• **ACTION ITEM**: All pictures must be dropped, while the entries are given again word for word.

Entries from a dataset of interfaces
⟨

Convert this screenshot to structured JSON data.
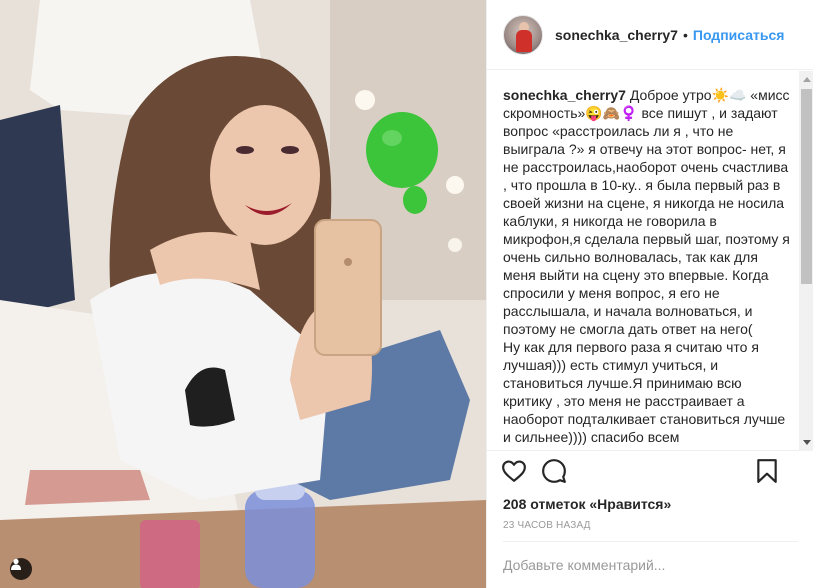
{
  "post": {
    "username": "sonechka_cherry7",
    "separator": "•",
    "follow_label": "Подписаться",
    "caption_author": "sonechka_cherry7",
    "caption_text": " Доброе утро☀️☁️ «мисс скромность»😜🙈♀️ все пишут , и задают вопрос «расстроилась ли я , что не выиграла ?» я отвечу на этот вопрос- нет, я не расстроилась,наоборот очень счастлива , что прошла в 10-ку.. я была первый раз в своей жизни на сцене, я никогда не носила каблуки, я никогда не говорила в микрофон,я сделала первый шаг, поэтому я очень сильно волновалась, так как для меня выйти на сцену это впервые. Когда спросили у меня вопрос, я его не расслышала, и начала волноваться, и поэтому не смогла дать ответ на него(\nНу как для первого раза я считаю что я лучшая))) есть стимул учиться, и становиться лучше.Я принимаю всю критику , это меня не расстраивает а наоборот подталкивает становиться лучше и сильнее)))) спасибо всем",
    "likes_text": "208 отметок «Нравится»",
    "time_text": "23 ЧАСОВ НАЗАД",
    "comment_placeholder": "Добавьте комментарий..."
  },
  "icons": {
    "like": "heart-outline-icon",
    "comment": "speech-bubble-icon",
    "save": "bookmark-icon",
    "photo_badge": "person-tag-icon"
  },
  "colors": {
    "accent": "#3897f0",
    "text": "#262626",
    "muted": "#999999",
    "divider": "#efefef"
  }
}
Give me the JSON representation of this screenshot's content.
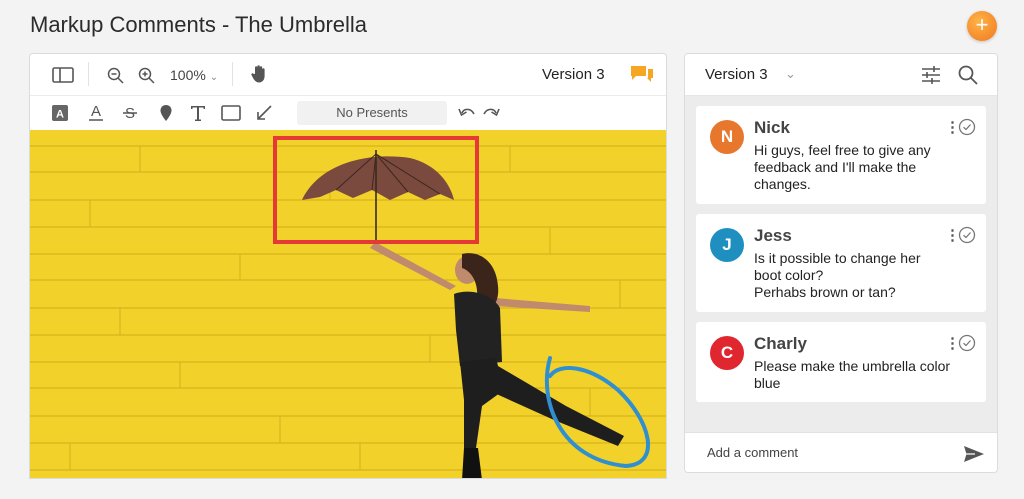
{
  "page": {
    "title": "Markup Comments - The Umbrella"
  },
  "viewer": {
    "zoom": "100%",
    "version": "Version 3",
    "preset": "No Presents"
  },
  "panel": {
    "version": "Version 3",
    "comments": [
      {
        "name": "Nick",
        "initial": "N",
        "color": "#e8772e",
        "text": "Hi guys, feel free to give any\nfeedback and I'll make the\nchanges."
      },
      {
        "name": "Jess",
        "initial": "J",
        "color": "#1f8fbf",
        "text": "Is it possible to change her\nboot color?\nPerhabs brown or tan?"
      },
      {
        "name": "Charly",
        "initial": "C",
        "color": "#e0262f",
        "text": "Please make the umbrella color\nblue"
      }
    ],
    "comment_placeholder": "Add a comment"
  },
  "colors": {
    "accent": "#f5a623",
    "markup_red": "#e53935",
    "markup_blue": "#2f8fd0",
    "background_yellow": "#f2d22a"
  }
}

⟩

• **EXPECTED ANSWER**:
Convert this screenshot to structured JSON data.
{
  "post": {
    "username": "sonechka_cherry7",
    "separator": "•",
    "follow_label": "Подписаться",
    "caption_author": "sonechka_cherry7",
    "caption_text": " Доброе утро☀️☁️ «мисс скромность»😜🙈♀️ все пишут , и задают вопрос «расстроилась ли я , что не выиграла ?» я отвечу на этот вопрос- нет, я не расстроилась,наоборот очень счастлива , что прошла в 10-ку.. я была первый раз в своей жизни на сцене, я никогда не носила каблуки, я никогда не говорила в микрофон,я сделала первый шаг, поэтому я очень сильно волновалась, так как для меня выйти на сцену это впервые. Когда спросили у меня вопрос, я его не расслышала, и начала волноваться, и поэтому не смогла дать ответ на него(\nНу как для первого раза я считаю что я лучшая))) есть стимул учиться, и становиться лучше.Я принимаю всю критику , это меня не расстраивает а наоборот подталкивает становиться лучше и сильнее)))) спасибо всем",
    "likes_text": "208 отметок «Нравится»",
    "time_text": "23 ЧАСОВ НАЗАД",
    "comment_placeholder": "Добавьте комментарий..."
  },
  "icons": {
    "like": "heart-outline-icon",
    "comment": "speech-bubble-icon",
    "save": "bookmark-icon",
    "photo_badge": "person-tag-icon"
  },
  "colors": {
    "accent": "#3897f0",
    "text": "#262626",
    "muted": "#999999",
    "divider": "#efefef"
  }
}
Give me the JSON representation of this screenshot's content.
{
  "page": {
    "title": "Markup Comments - The Umbrella"
  },
  "viewer": {
    "zoom": "100%",
    "version": "Version 3",
    "preset": "No Presents"
  },
  "panel": {
    "version": "Version 3",
    "comments": [
      {
        "name": "Nick",
        "initial": "N",
        "color": "#e8772e",
        "text": "Hi guys, feel free to give any\nfeedback and I'll make the\nchanges."
      },
      {
        "name": "Jess",
        "initial": "J",
        "color": "#1f8fbf",
        "text": "Is it possible to change her\nboot color?\nPerhabs brown or tan?"
      },
      {
        "name": "Charly",
        "initial": "C",
        "color": "#e0262f",
        "text": "Please make the umbrella color\nblue"
      }
    ],
    "comment_placeholder": "Add a comment"
  },
  "colors": {
    "accent": "#f5a623",
    "markup_red": "#e53935",
    "markup_blue": "#2f8fd0",
    "background_yellow": "#f2d22a"
  }
}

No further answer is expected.